Narcotics Anonymous functions in a similar manner but focuses more on the abuse and addition of hard drugs such as cocaine, heroin, and opioids. NA also uses the 12-step program to assist people with their drug rehabilitation and becoming functioning members of society.
The efficacy of the AA and NA programs
Mounting evidence has proven that these programs are key causal agents in helping individuals abstain from drugs and alcohol. In a study conducted by Alexandre Laudet, it was concluded that attending 12-Step meetings, considering one's self a member of a 12-Step fellowship, and working the steps as a foundation would lead to sustained abstinence over one year. Continuous 12-Step attendance (weekly or more frequent) over three years predicted sustained abstinence over three years. Across recovery stages, individuals were 4.1 - 8.6 times more likely to achieve sustained abstinence by continuous 12-Step meeting attendance and involvement. Laudet concluded that the evidence of these programs’ efficacy is strong and compelling, detailing that there is a strong relationship between higher rates of abstinence and high meeting attendance.
Additionally, the study found that individuals undergoing AA and NA programs found the 12-step process highly effective and important, rating it 8.7 on a 10-point scale. Further, individuals attending AA and NA meetings find that these programs help them on their journey to promote and maintain sobriety and recovery and to find a supportive community where friendships may be formed. The AA and NA programs are fantastic platforms for struggling individuals to form long-lasting relationships that will give them the support and accountability that they need, as well as a feeling that they are not alone in their journey to recovery.
Even one or two meetings per week have been associated with sharp increases in abstinence or the substance in question. It’s fair to conclude that general group-therapeutic processes may be at work in 12-Step meetings and that these have beneficial outcomes for participants
Overall helpfulness of Alcoholics Anonymous and Narcotics Anonymous programs
Findings from a study conducted by Elizabeth A.R. Robinson supported the statement that AA and NA programs are helpful for those looking to embark on a journey of abstinence and sobriety in order to improve their lives and wellbeing. Of 286 participants in the study, 42.3% found the AA program to be helpful and had a higher frequency of abstinence days than those who had mixed feelings or nothing to say about the program. They also had fewer heavy drinking days and a longer period of time since their last drink.

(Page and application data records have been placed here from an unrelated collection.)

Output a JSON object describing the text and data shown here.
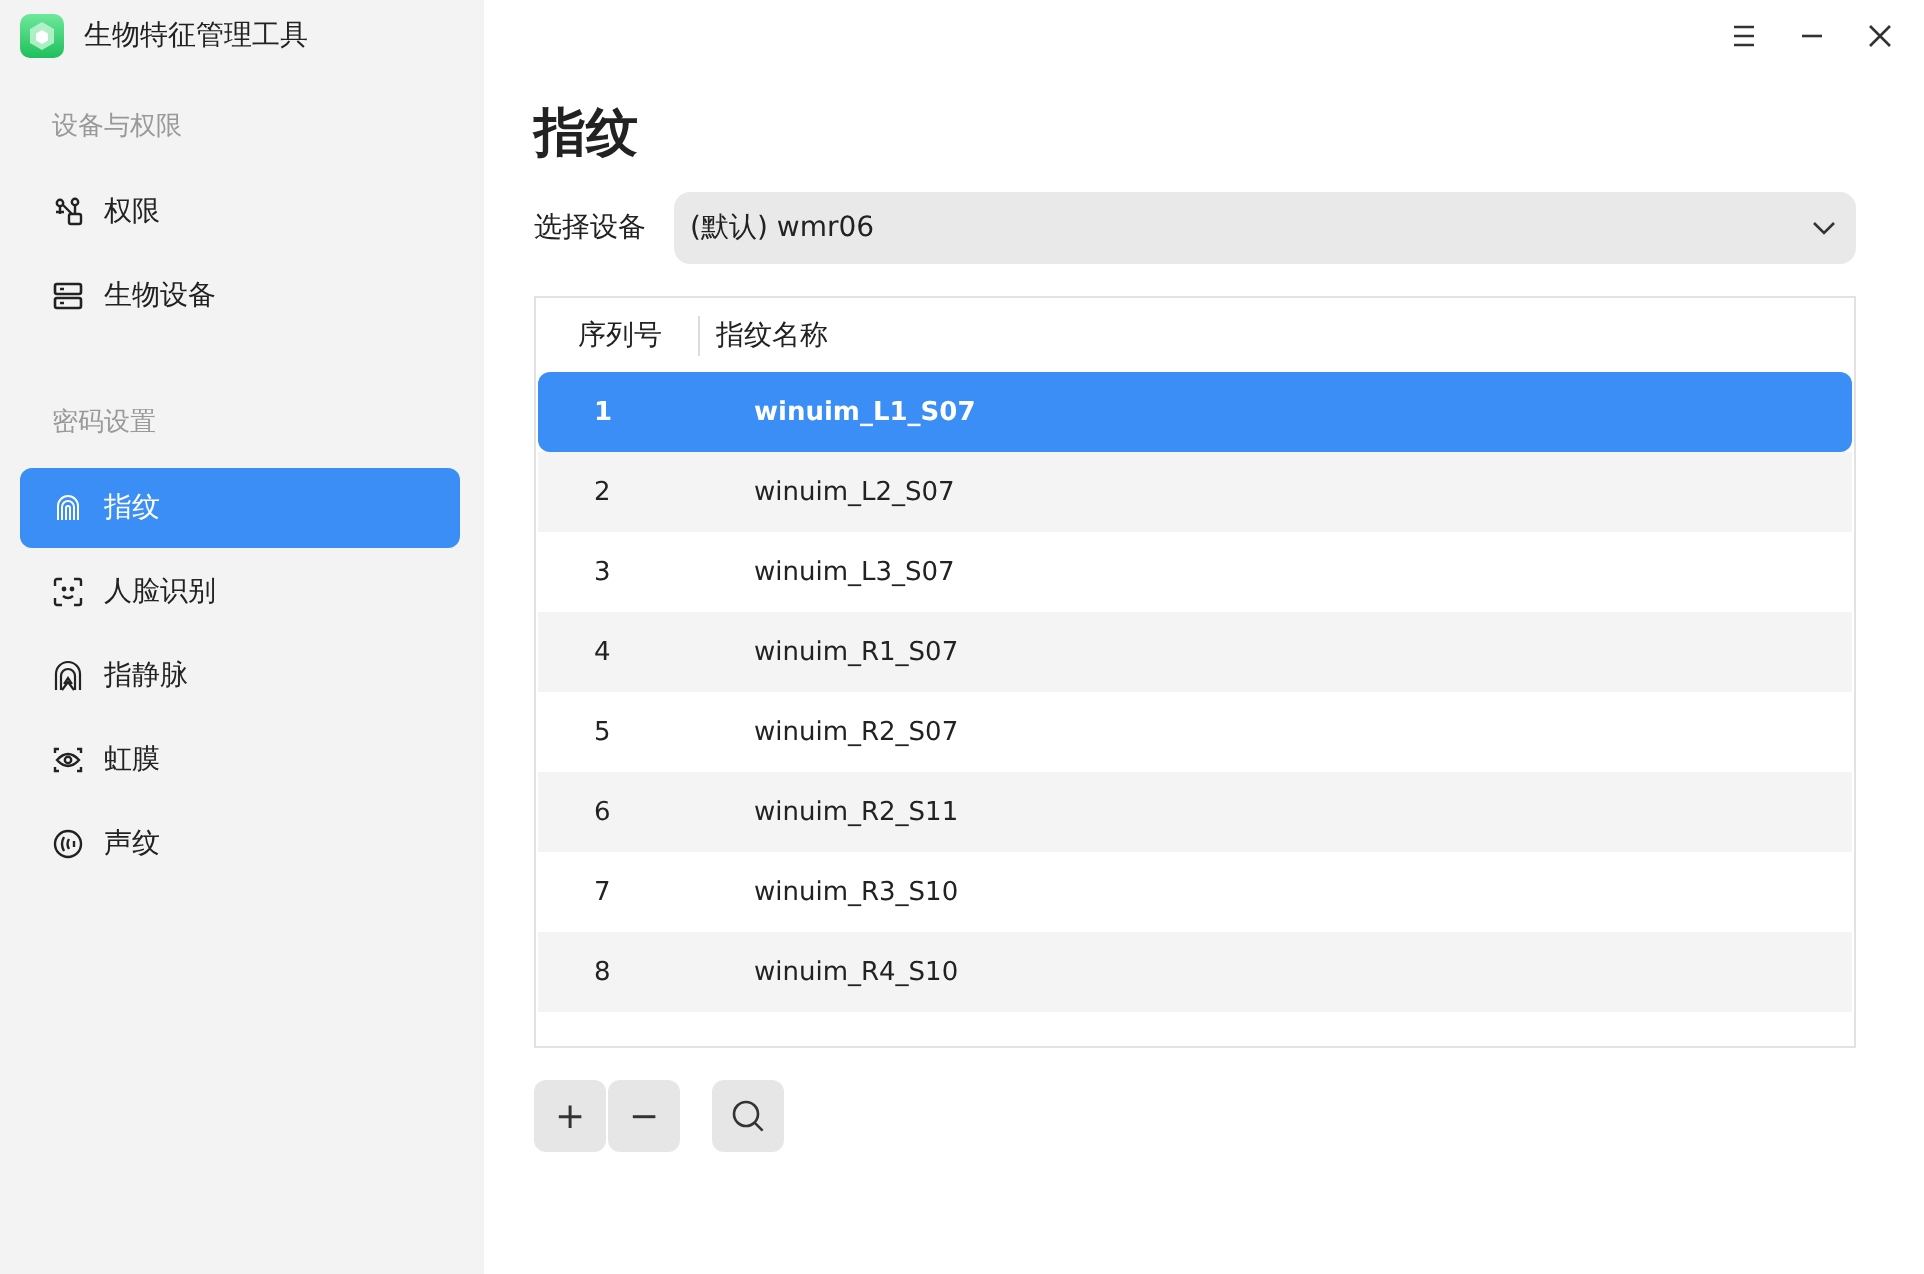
{
  "window": {
    "title": "生物特征管理工具"
  },
  "sidebar": {
    "sections": [
      {
        "heading": "设备与权限",
        "items": [
          {
            "label": "权限",
            "selected": false
          },
          {
            "label": "生物设备",
            "selected": false
          }
        ]
      },
      {
        "heading": "密码设置",
        "items": [
          {
            "label": "指纹",
            "selected": true
          },
          {
            "label": "人脸识别",
            "selected": false
          },
          {
            "label": "指静脉",
            "selected": false
          },
          {
            "label": "虹膜",
            "selected": false
          },
          {
            "label": "声纹",
            "selected": false
          }
        ]
      }
    ]
  },
  "page": {
    "title": "指纹"
  },
  "device_select": {
    "label": "选择设备",
    "value": "(默认) wmr06"
  },
  "table": {
    "columns": [
      "序列号",
      "指纹名称"
    ],
    "rows": [
      {
        "cells": [
          "1",
          "winuim_L1_S07"
        ],
        "selected": true
      },
      {
        "cells": [
          "2",
          "winuim_L2_S07"
        ],
        "selected": false
      },
      {
        "cells": [
          "3",
          "winuim_L3_S07"
        ],
        "selected": false
      },
      {
        "cells": [
          "4",
          "winuim_R1_S07"
        ],
        "selected": false
      },
      {
        "cells": [
          "5",
          "winuim_R2_S07"
        ],
        "selected": false
      },
      {
        "cells": [
          "6",
          "winuim_R2_S11"
        ],
        "selected": false
      },
      {
        "cells": [
          "7",
          "winuim_R3_S10"
        ],
        "selected": false
      },
      {
        "cells": [
          "8",
          "winuim_R4_S10"
        ],
        "selected": false
      }
    ]
  },
  "actions": [
    {
      "label": "+"
    },
    {
      "label": "−"
    }
  ]
}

The specific qualities of the AA and NA programs that individuals found useful were narrowed down to:
- Identifying with other participants with similar substance abuse disorders
- Sharing, talking, and telling stories

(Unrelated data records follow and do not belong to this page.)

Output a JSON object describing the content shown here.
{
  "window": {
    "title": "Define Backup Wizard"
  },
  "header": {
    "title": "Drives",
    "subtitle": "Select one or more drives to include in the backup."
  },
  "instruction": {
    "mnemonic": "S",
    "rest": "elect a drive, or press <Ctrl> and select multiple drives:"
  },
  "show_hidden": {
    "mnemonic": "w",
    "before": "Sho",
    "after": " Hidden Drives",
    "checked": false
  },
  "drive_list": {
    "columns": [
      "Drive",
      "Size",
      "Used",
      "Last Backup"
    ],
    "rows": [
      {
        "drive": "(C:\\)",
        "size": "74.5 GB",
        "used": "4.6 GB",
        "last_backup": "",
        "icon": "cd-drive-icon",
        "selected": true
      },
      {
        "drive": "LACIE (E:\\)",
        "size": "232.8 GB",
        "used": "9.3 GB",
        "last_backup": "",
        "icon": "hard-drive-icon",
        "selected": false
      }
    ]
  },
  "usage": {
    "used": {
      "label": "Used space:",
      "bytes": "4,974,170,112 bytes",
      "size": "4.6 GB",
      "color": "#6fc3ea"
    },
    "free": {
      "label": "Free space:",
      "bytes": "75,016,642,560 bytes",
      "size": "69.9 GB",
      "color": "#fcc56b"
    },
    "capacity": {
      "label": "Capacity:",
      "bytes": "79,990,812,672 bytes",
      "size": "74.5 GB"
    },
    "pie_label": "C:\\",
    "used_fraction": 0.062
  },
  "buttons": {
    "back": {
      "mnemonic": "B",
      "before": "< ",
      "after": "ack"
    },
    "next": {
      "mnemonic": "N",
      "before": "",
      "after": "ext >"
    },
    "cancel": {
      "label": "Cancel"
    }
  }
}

- Having a sponsor
- The 12 steps
Substance use disorder recovery is a difficult road but one that is clearly made less tumultuous with the existence of these programs. There’s a reason mutual aid recovery groups have expanded into the hundreds since the 1750s, with over two million AA members to date. The 12 traditions have become known as the AA and NA’s organizational framework that has guided addicted individuals to a place of stability and sobriety. The evidence in support of these programs is hard to argue with. Alcoholics Anonymous (AA) and Narcotics Anonymous (NA) groups in regions such as California are rising in popularity with many more groups being created, making recovery and unity in working towards recovery more accessible than ever.